|Eugene O' Neill|
Eugene O' Neill’s originality in plot construction is also evident in Lavinia's tragic end. In the Greek model Electra though suffering the torments and agony of waiting, is at the end let off with the betrothal to Oresteia’s faithful friend, Pylades. In Eugene O' Neill’s play, Lavinia, the one surviving Mannon, does not seek an easy escape from the Mannon family curse by marring peter Niles. She realizes how illusory this hopes and therefore takes leave of peter and has the shutters of the house waited; she will enter it, never to go out again. O Neil’s psychological reinterpretation of the Greek myth is also seen in his substitution of the curse on the house of Atreus by the Mannon curse. Read More American literature Eugene O' Neill wanted to ‘get modern psychological approximation of Greek sense of fate, in to the play. This psychological approximation is found in the Mannon denial of life’; basic spontaneous, natural drives are thwarted by the morbid Mannon family and find out in torture, abnormal relationships.

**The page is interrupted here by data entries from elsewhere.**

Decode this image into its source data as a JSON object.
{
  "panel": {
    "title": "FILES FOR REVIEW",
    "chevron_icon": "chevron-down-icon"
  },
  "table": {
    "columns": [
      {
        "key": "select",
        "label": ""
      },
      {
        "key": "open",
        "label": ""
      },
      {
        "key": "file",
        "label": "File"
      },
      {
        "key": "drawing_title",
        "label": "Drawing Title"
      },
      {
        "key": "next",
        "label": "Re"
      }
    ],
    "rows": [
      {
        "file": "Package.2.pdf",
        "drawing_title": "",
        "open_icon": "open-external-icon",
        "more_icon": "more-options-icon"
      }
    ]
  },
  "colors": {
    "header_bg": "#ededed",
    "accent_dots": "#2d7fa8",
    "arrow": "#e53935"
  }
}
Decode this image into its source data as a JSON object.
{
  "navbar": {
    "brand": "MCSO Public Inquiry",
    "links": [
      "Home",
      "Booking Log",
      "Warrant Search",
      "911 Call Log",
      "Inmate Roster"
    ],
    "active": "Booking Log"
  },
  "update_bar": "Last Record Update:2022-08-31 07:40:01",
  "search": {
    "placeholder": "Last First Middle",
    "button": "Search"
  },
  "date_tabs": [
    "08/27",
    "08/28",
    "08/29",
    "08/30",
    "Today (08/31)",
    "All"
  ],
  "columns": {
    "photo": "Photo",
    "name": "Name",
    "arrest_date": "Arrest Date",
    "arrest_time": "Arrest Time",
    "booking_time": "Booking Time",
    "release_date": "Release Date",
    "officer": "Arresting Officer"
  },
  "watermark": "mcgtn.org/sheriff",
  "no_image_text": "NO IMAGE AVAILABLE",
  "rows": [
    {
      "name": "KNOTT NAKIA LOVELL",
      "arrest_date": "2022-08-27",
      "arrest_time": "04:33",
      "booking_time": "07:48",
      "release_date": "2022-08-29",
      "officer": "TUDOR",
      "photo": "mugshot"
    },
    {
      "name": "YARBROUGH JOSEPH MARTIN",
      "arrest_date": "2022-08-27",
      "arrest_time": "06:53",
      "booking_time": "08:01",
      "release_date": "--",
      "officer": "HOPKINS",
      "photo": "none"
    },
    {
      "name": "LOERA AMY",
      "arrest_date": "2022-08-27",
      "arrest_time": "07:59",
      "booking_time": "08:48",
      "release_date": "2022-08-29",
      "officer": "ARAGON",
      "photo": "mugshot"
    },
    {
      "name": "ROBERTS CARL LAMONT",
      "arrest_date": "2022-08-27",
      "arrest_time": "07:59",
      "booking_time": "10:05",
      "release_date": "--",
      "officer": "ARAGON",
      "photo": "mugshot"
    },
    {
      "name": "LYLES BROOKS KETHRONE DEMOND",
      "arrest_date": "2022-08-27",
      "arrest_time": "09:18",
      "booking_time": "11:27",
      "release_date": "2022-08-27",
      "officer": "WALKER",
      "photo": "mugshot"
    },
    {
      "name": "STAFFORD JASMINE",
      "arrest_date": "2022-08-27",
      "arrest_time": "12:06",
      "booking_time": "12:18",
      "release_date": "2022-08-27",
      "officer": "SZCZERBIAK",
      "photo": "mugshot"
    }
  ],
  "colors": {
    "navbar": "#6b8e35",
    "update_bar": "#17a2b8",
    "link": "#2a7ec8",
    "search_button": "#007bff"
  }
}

The obvious by neurotic relationship between the major charters and the Oresteian parallel serve primarily to emphasize the self destructive conduits which are the consequence of the ‘denial of life’ that is the Mannon curse.